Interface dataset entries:
== Segment start ==

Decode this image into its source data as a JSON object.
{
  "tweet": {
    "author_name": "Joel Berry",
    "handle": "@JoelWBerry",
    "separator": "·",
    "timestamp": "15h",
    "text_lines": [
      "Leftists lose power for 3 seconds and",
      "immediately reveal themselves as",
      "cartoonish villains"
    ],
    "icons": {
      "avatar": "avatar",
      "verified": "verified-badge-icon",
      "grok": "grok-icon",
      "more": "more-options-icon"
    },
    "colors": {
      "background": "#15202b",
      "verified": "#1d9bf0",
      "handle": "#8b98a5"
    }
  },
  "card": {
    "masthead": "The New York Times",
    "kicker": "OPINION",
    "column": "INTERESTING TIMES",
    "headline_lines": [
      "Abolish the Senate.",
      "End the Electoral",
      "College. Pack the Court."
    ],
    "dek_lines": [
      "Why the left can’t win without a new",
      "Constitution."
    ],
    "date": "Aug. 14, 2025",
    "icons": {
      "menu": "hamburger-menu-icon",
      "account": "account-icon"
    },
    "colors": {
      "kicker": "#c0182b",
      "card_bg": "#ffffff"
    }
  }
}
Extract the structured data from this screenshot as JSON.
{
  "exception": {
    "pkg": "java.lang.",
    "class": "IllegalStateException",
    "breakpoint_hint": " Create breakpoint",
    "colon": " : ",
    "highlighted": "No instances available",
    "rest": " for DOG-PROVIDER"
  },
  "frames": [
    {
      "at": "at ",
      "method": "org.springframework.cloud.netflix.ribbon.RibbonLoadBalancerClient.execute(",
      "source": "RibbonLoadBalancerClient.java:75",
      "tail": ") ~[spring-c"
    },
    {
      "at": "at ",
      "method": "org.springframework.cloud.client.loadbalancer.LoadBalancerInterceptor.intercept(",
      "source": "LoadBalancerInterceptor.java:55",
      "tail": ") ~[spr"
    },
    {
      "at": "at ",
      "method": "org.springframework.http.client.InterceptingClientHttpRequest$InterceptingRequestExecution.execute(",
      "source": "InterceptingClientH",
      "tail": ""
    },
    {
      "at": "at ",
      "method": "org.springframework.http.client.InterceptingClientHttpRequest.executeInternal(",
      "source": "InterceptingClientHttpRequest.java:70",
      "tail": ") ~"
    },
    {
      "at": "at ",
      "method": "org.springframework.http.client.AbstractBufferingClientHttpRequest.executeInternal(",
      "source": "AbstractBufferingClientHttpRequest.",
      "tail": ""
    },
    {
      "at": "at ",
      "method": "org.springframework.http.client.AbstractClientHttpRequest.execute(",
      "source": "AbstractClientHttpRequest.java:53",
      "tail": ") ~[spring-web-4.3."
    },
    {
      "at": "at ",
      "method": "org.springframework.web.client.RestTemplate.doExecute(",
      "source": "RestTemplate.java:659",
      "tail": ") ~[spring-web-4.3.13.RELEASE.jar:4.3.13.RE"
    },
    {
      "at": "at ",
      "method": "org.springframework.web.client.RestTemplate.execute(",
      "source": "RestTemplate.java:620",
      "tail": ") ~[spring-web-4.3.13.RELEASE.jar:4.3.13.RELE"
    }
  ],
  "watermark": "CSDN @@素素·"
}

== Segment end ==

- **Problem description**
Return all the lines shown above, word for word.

- **Response to this task**
Decode this image into its source data as a JSON object.
{
  "tweet": {
    "author_name": "Joel Berry",
    "handle": "@JoelWBerry",
    "separator": "·",
    "timestamp": "15h",
    "text_lines": [
      "Leftists lose power for 3 seconds and",
      "immediately reveal themselves as",
      "cartoonish villains"
    ],
    "icons": {
      "avatar": "avatar",
      "verified": "verified-badge-icon",
      "grok": "grok-icon",
      "more": "more-options-icon"
    },
    "colors": {
      "background": "#15202b",
      "verified": "#1d9bf0",
      "handle": "#8b98a5"
    }
  },
  "card": {
    "masthead": "The New York Times",
    "kicker": "OPINION",
    "column": "INTERESTING TIMES",
    "headline_lines": [
      "Abolish the Senate.",
      "End the Electoral",
      "College. Pack the Court."
    ],
    "dek_lines": [
      "Why the left can’t win without a new",
      "Constitution."
    ],
    "date": "Aug. 14, 2025",
    "icons": {
      "menu": "hamburger-menu-icon",
      "account": "account-icon"
    },
    "colors": {
      "kicker": "#c0182b",
      "card_bg": "#ffffff"
    }
  }
}
Extract the structured data from this screenshot as JSON.
{
  "exception": {
    "pkg": "java.lang.",
    "class": "IllegalStateException",
    "breakpoint_hint": " Create breakpoint",
    "colon": " : ",
    "highlighted": "No instances available",
    "rest": " for DOG-PROVIDER"
  },
  "frames": [
    {
      "at": "at ",
      "method": "org.springframework.cloud.netflix.ribbon.RibbonLoadBalancerClient.execute(",
      "source": "RibbonLoadBalancerClient.java:75",
      "tail": ") ~[spring-c"
    },
    {
      "at": "at ",
      "method": "org.springframework.cloud.client.loadbalancer.LoadBalancerInterceptor.intercept(",
      "source": "LoadBalancerInterceptor.java:55",
      "tail": ") ~[spr"
    },
    {
      "at": "at ",
      "method": "org.springframework.http.client.InterceptingClientHttpRequest$InterceptingRequestExecution.execute(",
      "source": "InterceptingClientH",
      "tail": ""
    },
    {
      "at": "at ",
      "method": "org.springframework.http.client.InterceptingClientHttpRequest.executeInternal(",
      "source": "InterceptingClientHttpRequest.java:70",
      "tail": ") ~"
    },
    {
      "at": "at ",
      "method": "org.springframework.http.client.AbstractBufferingClientHttpRequest.executeInternal(",
      "source": "AbstractBufferingClientHttpRequest.",
      "tail": ""
    },
    {
      "at": "at ",
      "method": "org.springframework.http.client.AbstractClientHttpRequest.execute(",
      "source": "AbstractClientHttpRequest.java:53",
      "tail": ") ~[spring-web-4.3."
    },
    {
      "at": "at ",
      "method": "org.springframework.web.client.RestTemplate.doExecute(",
      "source": "RestTemplate.java:659",
      "tail": ") ~[spring-web-4.3.13.RELEASE.jar:4.3.13.RE"
    },
    {
      "at": "at ",
      "method": "org.springframework.web.client.RestTemplate.execute(",
      "source": "RestTemplate.java:620",
      "tail": ") ~[spring-web-4.3.13.RELEASE.jar:4.3.13.RELE"
    }
  ],
  "watermark": "CSDN @@素素·"
}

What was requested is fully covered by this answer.